The nearby bazaar in Akko is worth visiting too – offering sweets, nuts, fruit, scarves and other offbeat discoveries. Local children romp and roam throughout this market in an ancient base, along with cats and a horse or two.

If you’re in Akko, the Uri Buri Restaurant on Ha-Hagana Street is definitely the place to go. Lauded far and wide for its fresh fish, inventive recipes and gregarious owner, Uri Yirmias, it’s an intense experience in itself. Try the extensive tasting menu, and visit Uri Yirmias’s nearby hotel, the lovely Efendi. An upscale boutique hotel with a wine cellar, it affords a fantastic view of the city and the narrow Akko streets below.
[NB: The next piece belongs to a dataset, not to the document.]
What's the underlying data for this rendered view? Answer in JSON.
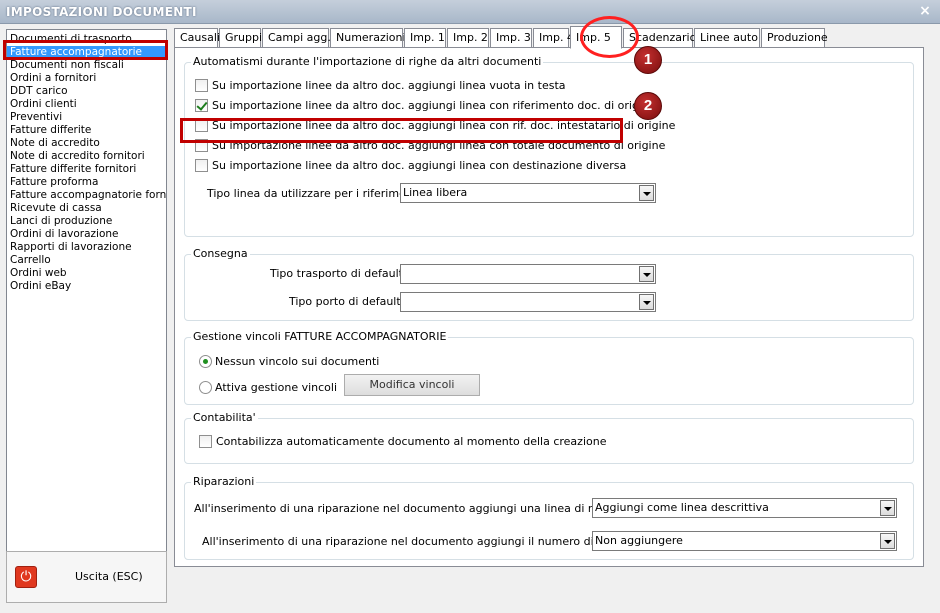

At this juncture, you’ll still want to see one the country’s gem cities, Jerusalem, as well as the astounding ancient Masada fortress, the buoyant Dead Sea, the Seltzer Cheese Farm nestled in the hills of Jerusalem, and the heart-wrenching Yad Vashem museum. You can easily do all of this in a week, but maybe you’ll want to take your time with two weeks. So stay tuned for Part 2: Jerusalem, Seltzer Goat Cheese Farm, Yad Vashem, Masada and The Dead Sea.

Fun facts about Israel:
– it’s a tech hub
– Israel kicked off the green movement a century ago
– it’s one of the most agriculturally productive nations on earth
– the country has fours seas: the Mediterranean, the Dead Sea, the Red Sea and the Sea of Galilee
– it’s faster to travel to Israel from NYC than to Hawaii (at 10 hours) and almost everyone there speaks English.

Read more about visiting Israel HERE.
Shalom, Israel!
#goisrael @IsraelTourism